Duvall in 1989’s Lonesome Dove – Duvall brilliantly fleshes out the weighty character written by Larry McMurtry


directors worked with:  Francis Ford Coppola (5), Robert Altman (2), Scott Cooper (2), Arthur Penn (1), George Lucas (1), Sidney Lumet (1), James Gray (1), Steve McQueen (1)


from The Godfather (1972) – the devastating scene of Duvall with Marlon Brando. Duvall’s Tom Hagen tells Don Corleone the James Caan character Sonny has died. This is a proud example of fine acting.


top five performances:

  1. Apocalypse Now
  2. Lonesome Dove
  3. The Godfather
  4. Tender Mercies
  5. The Apostle


archiveable films:

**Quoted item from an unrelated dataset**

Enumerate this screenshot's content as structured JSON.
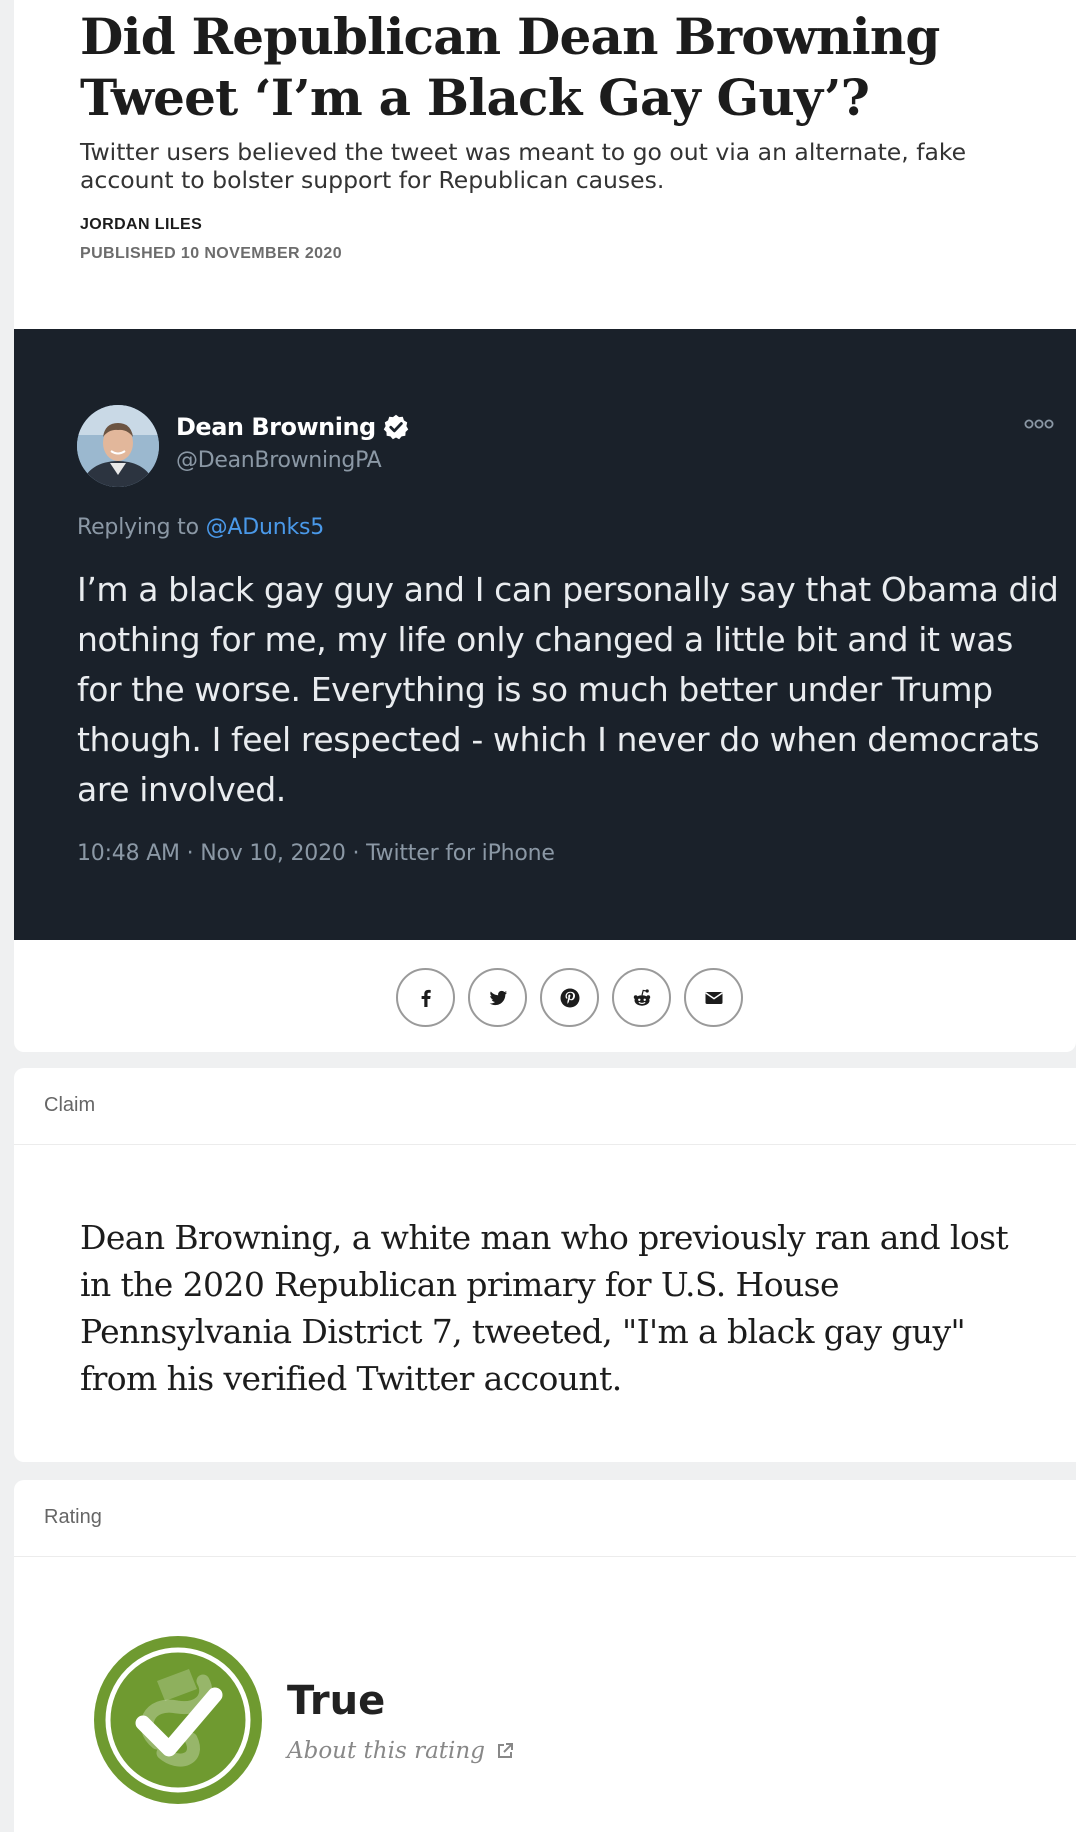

1962- To Kill A Mockingbird
1966- The Chase
1967- Countdown
1968- Bullitt
1969- Rain People
1969- True Grit
1970- MASH
1971- THX 1138
1972- The Godfather
1974- The Conversation
1974- The Godfather Part II
1976- Network
1976- The Seven-Per-Cent Solution
1978- Invasion of Body Snatchers
1979- Apocalypse Now
1979- The Great Santini
1983- Tender Mercies
1984- The Natural
1988- Colors
1989- Lonesome Dove
1991- Rambling Rose
1994- The Paper
1996-Sling Blade
1997- The Apostle
2007- We Own the Night
2009- Crazy Heart
2009- Get Low
2009- The Road
2018- Widows
2022- The Pale Blue Eye